* _Work instruction_
In the records below, find every line with the word "July" and copy it.

* _Material supplied_
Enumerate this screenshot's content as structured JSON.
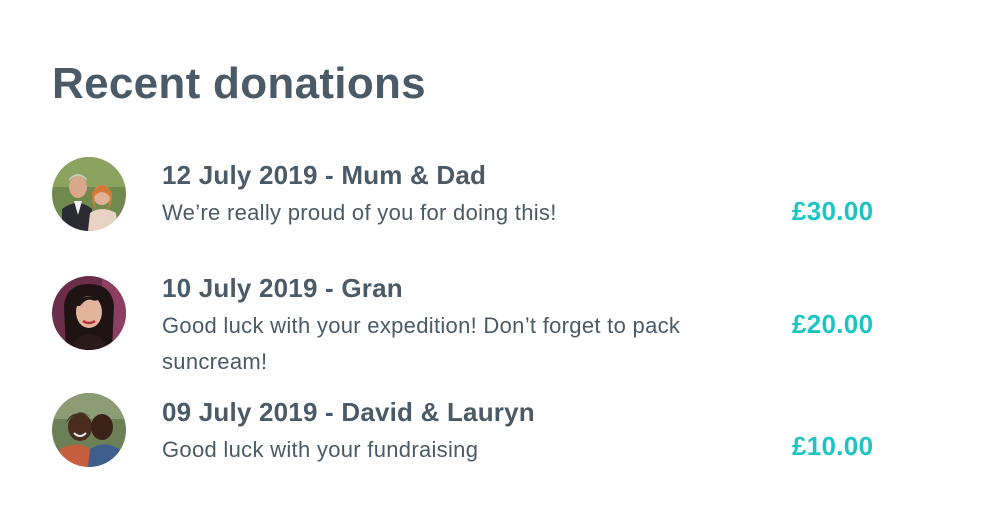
{
  "page": {
    "title": "Recent donations"
  },
  "colors": {
    "text": "#4a5a66",
    "amount": "#1cc5c2"
  },
  "donations": [
    {
      "date": "12 July 2019",
      "separator": " - ",
      "donor": "Mum & Dad",
      "heading": "12 July 2019 - Mum & Dad",
      "message": "We’re really proud of you for doing this!",
      "amount": "£30.00",
      "avatar": "couple-photo"
    },
    {
      "date": "10 July 2019",
      "separator": " - ",
      "donor": "Gran",
      "heading": "10 July 2019 - Gran",
      "message": "Good luck with your expedition! Don’t forget to pack suncream!",
      "amount": "£20.00",
      "avatar": "woman-photo"
    },
    {
      "date": "09 July 2019",
      "separator": " - ",
      "donor": "David & Lauryn",
      "heading": "09 July 2019 - David & Lauryn",
      "message": "Good luck with your fundraising",
      "amount": "£10.00",
      "avatar": "couple-embrace-photo"
    }
  ]
}
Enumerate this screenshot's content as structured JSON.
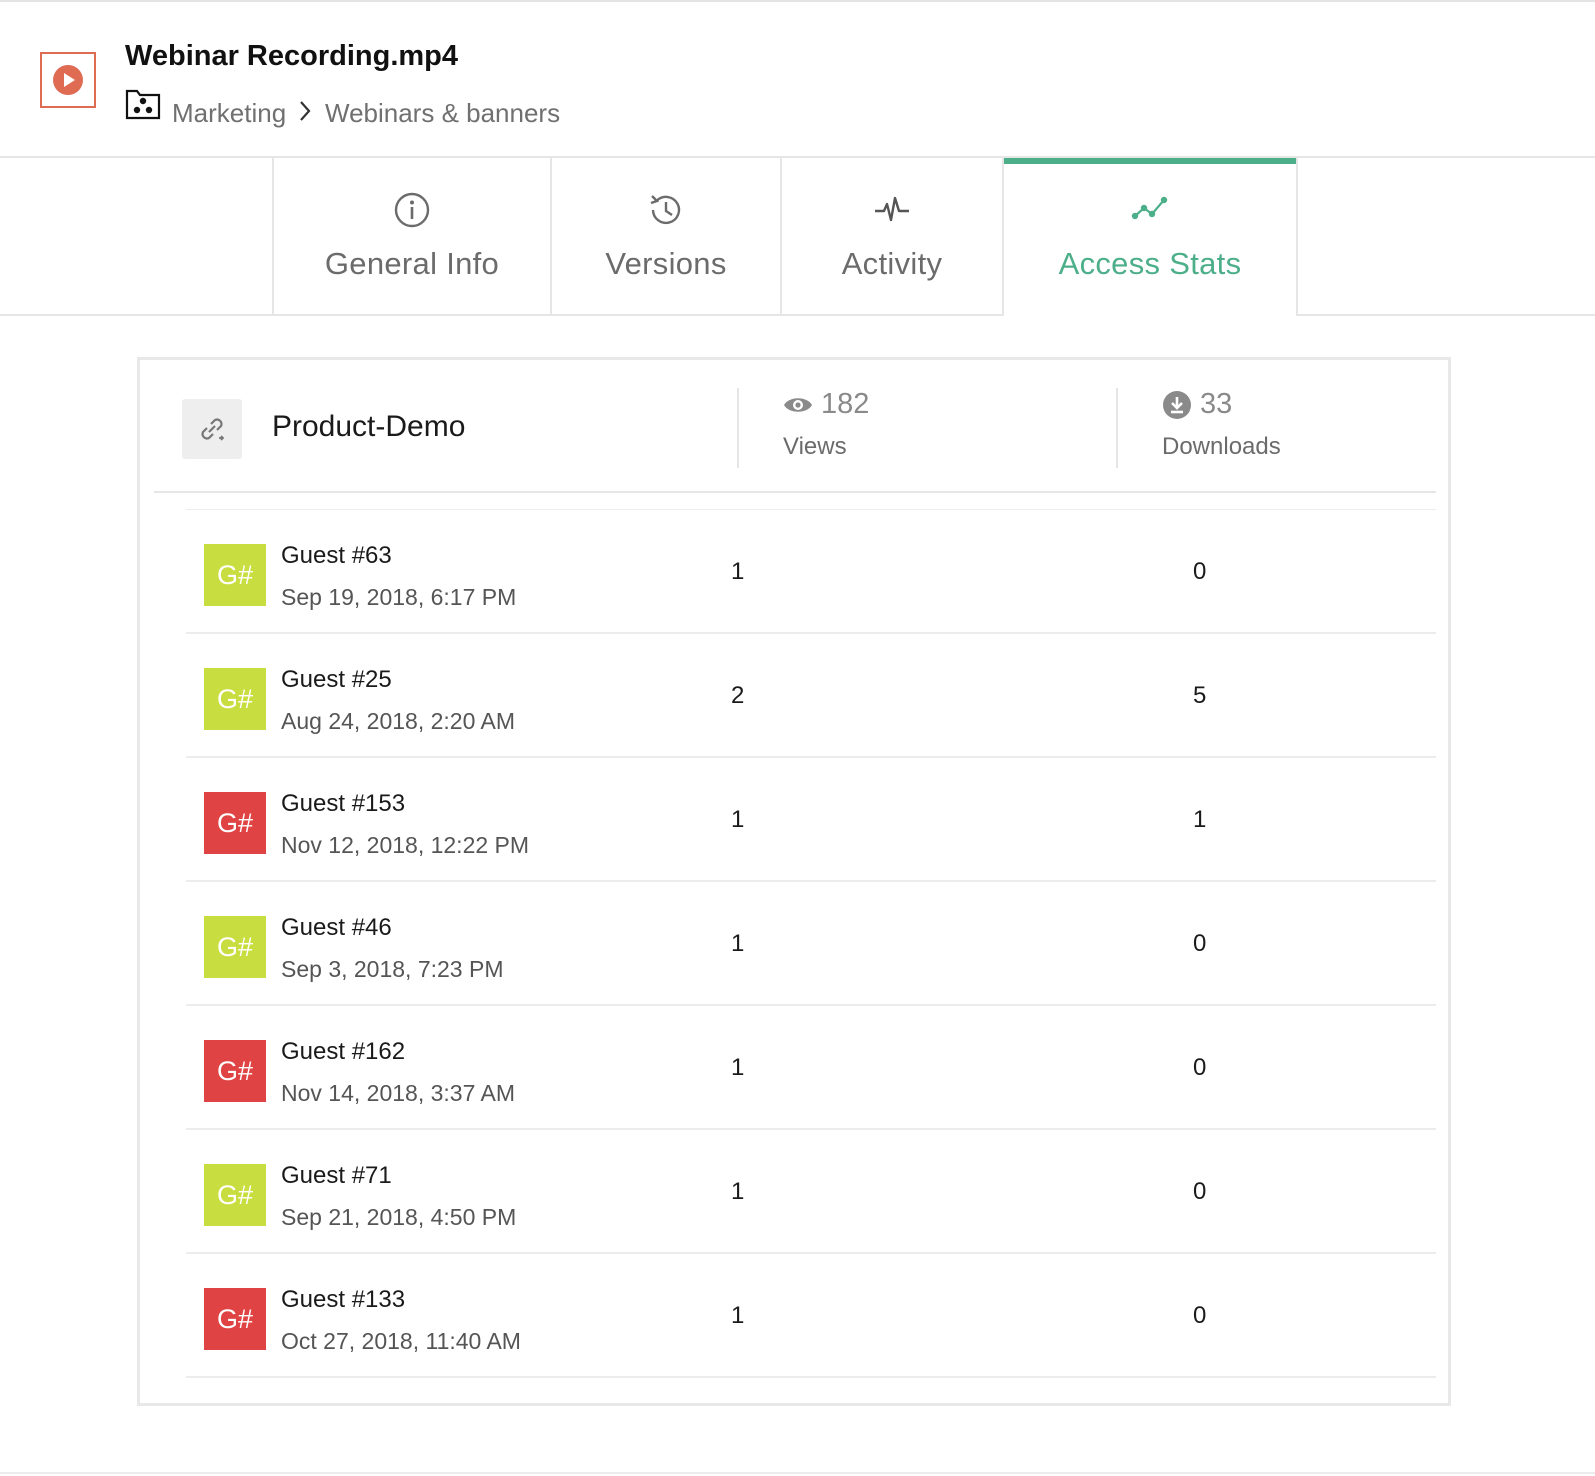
{
  "file": {
    "title": "Webinar Recording.mp4",
    "icon": "video-play-icon",
    "icon_color": "#df6b52"
  },
  "breadcrumb": {
    "folder_icon": "shared-folder-icon",
    "items": [
      "Marketing",
      "Webinars & banners"
    ]
  },
  "tabs": [
    {
      "label": "General Info",
      "icon": "info-icon",
      "active": false
    },
    {
      "label": "Versions",
      "icon": "history-icon",
      "active": false
    },
    {
      "label": "Activity",
      "icon": "pulse-icon",
      "active": false
    },
    {
      "label": "Access Stats",
      "icon": "stats-icon",
      "active": true
    }
  ],
  "colors": {
    "accent": "#4caf8a",
    "avatar_green": "#c8dd3f",
    "avatar_red": "#e04343"
  },
  "link": {
    "icon": "link-icon",
    "name": "Product-Demo",
    "views_count": "182",
    "views_label": "Views",
    "downloads_count": "33",
    "downloads_label": "Downloads"
  },
  "guests": [
    {
      "avatar": "G#",
      "color": "green",
      "name": "Guest #63",
      "date": "Sep 19, 2018, 6:17 PM",
      "views": "1",
      "downloads": "0"
    },
    {
      "avatar": "G#",
      "color": "green",
      "name": "Guest #25",
      "date": "Aug 24, 2018, 2:20 AM",
      "views": "2",
      "downloads": "5"
    },
    {
      "avatar": "G#",
      "color": "red",
      "name": "Guest #153",
      "date": "Nov 12, 2018, 12:22 PM",
      "views": "1",
      "downloads": "1"
    },
    {
      "avatar": "G#",
      "color": "green",
      "name": "Guest #46",
      "date": "Sep 3, 2018, 7:23 PM",
      "views": "1",
      "downloads": "0"
    },
    {
      "avatar": "G#",
      "color": "red",
      "name": "Guest #162",
      "date": "Nov 14, 2018, 3:37 AM",
      "views": "1",
      "downloads": "0"
    },
    {
      "avatar": "G#",
      "color": "green",
      "name": "Guest #71",
      "date": "Sep 21, 2018, 4:50 PM",
      "views": "1",
      "downloads": "0"
    },
    {
      "avatar": "G#",
      "color": "red",
      "name": "Guest #133",
      "date": "Oct 27, 2018, 11:40 AM",
      "views": "1",
      "downloads": "0"
    }
  ]
}
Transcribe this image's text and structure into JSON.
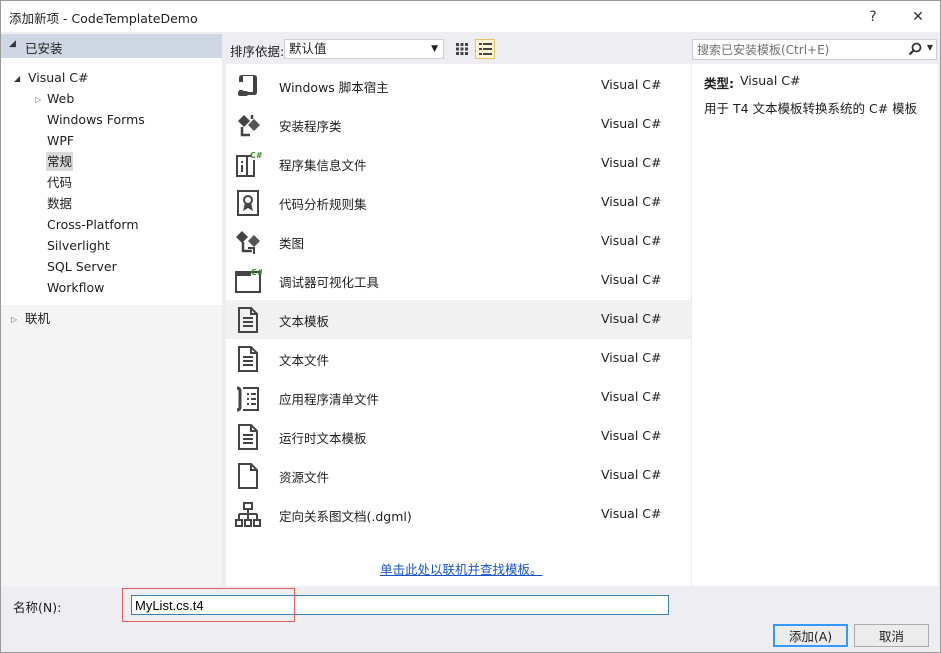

* _Exercise response_
      "date": "12 July 2019",
      "heading": "12 July 2019 - Mum & Dad",
      "date": "10 July 2019",
      "heading": "10 July 2019 - Gran",
      "date": "09 July 2019",
      "heading": "09 July 2019 - David & Lauryn",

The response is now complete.